Brexit continues to hover above the commercial property sector as fund managers adjust to a new normal after last year’s redemptions saga.
The FCA has said fund groups were ill prepared for the fallout of the Brexit vote when it came to assessing the value of their property portfolios.
But it said wealth managers and advisers were well prepared for the suspensions, with clients seeing little impact.
Money Marketing has talked to some of the property fund mangers caught up in the redemptions wave in the wake of the EU referendum, which led to nearly £2bn in outflows from property assets in the last six months of 2016. But what has changed since last year?
Between May and July 2016 nine large commercial property funds either imposed temporary gates on exiting investors or changed their pricing to reflect the uncertainty around property valuations during the EU referendum.
Since then, experts have highlighted a number of structural issues for property funds which hold illiquid assets that are difficult to sell quickly while trading daily.
This, coupled with similar liquidity issues seen in bond funds, has sparked both the FCA and the Bank of England to confront the problem and consult the industry on the remedies to take.
M&G fund manager Fiona Rowley, who manages the firm’s £3.8bn Property Portfolio fund, says property prices have recovered since Brexit and she sees the continued uncertainty around it as an opportunity rather than a threat.
She says the occupier market, including City offices, has remained resilient despite worries Brexit might lead to a UK firm exodus.
She expects UK commercial property to generate total returns of around 5.5 per cent per year, with 4.9 per cent growth forecast to come through rental income.
Kames Capital director of property investment David Wise agrees most property valuations have been “remarkably strong” post-Brexit but he expects central London property prices to come under pressure in the medium term.
These properties are more cyclical compared with better value in other regions.
He says: “Flows into our fund were similar to the pre-Brexit time, and third quarter aside, they have been mildly positive. We also managed to outperform despite holding central London properties.”
Over a one-year period, the Kames Property Income fund has returned 18.3 per cent versus 4.8 per cent for the IA Property sector, according to FE. Fund managers seem to agree industrial property as well as the office sector are a better bet than retail property, which remains under pressure.
BMO’s Guy Glover, who manages the £380m F&C UK Property fund, says high- street retailers have been challenged by the rise in e-commerce and sees longer-term value in the industrial space and offices in the regions.
BMO Global Asset Management manages £5bn in property investments overall.
Glover, who applied price adjustments to the fund instead of gating it last year, says: “We have a higher level of property occupancy compared to other funds.
“It could seem boring but we are long-term and we may be growing slightly less than others. Consumers shouldn’t buy this type of funds for performance or use it as a proxy for corporate bonds but only if it is right for them.”
In 2016, property funds lost just over £2bn, according to the Investment Association, compared with £400m in 2008, when many commercial property funds gated at the start of the financial crisis.

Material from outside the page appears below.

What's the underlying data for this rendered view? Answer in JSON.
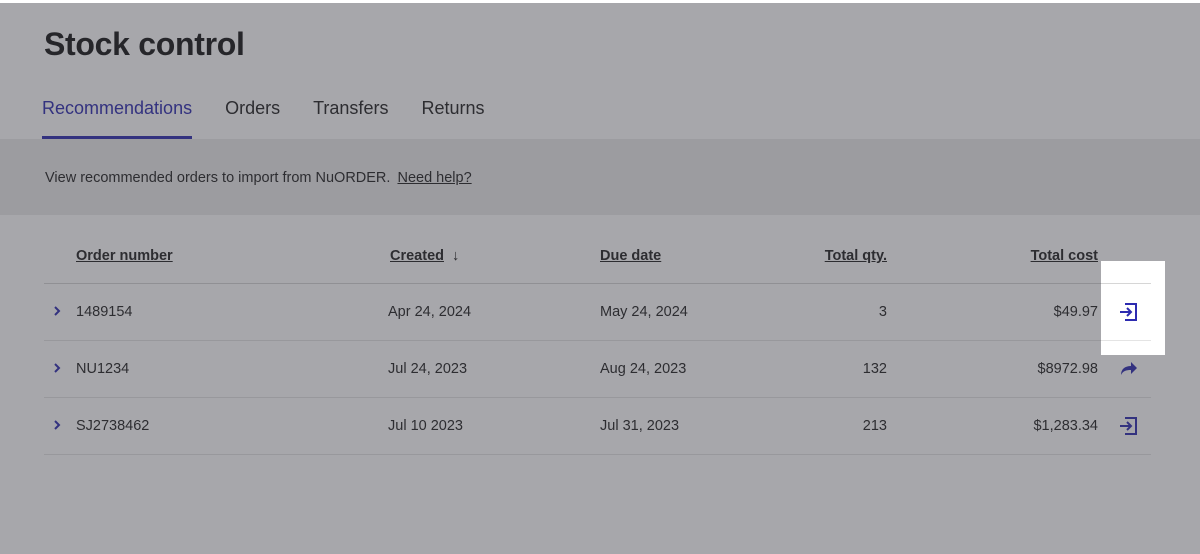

Columbia Threadneedle Investments managing director for property Don Jordison, who manages its £1.2bn property fund, says he very rarely is overweight in a particular sector and keeps the fund diversified.
He says: “What has changed since last year is the hysteria and panic caused by the redemption wave, which then disappeared quite quickly. People looked quite emb-arrassed about what actually happened afterwards after predicting a massive fall in values.”
Most property funds have learned the lessons of holding more cash in case of withdrawals. Many have upped their liquid holdings to over 20 per cent, compared to around 10-15 per cent around a year ago.
In May, Hargreaves Lansdown crunched the numbers for Money Marketing showing UK commercial property funds are making £30m a year in charges on their cash holdings.
The BoE warns holding more cash buffer as a proportion of the fund’s total assets is a double-edged sword, as funds who are using their cash buffer first for withdrawals increase the incentive for investors to redeem immediately before the cash buffer runs out.
The M&G Property Portfolio fund held 16.2 per cent in cash as at the end of May and holds a number of liquid assets that could be sold relatively quickly.
Jordison says the current cash buffer in the Columbia Treadneedle fund is 27 per cent to reflect other “risk events”. He says: “The FCA has identified the fund suspension was a rational action, though regrettable. I wouldn’t have done anything different. We had 22 per cent liquidity before anything happened and had £100m prepared to sell quickly.”
Some managers have argued last year professional investors speculated because of the price differences between open-ended and close-ended property funds, which were trading at large discounts.
Wise says this was “highly opportunistic” and would expect the FCA to look at this behaviour in its review of the sector.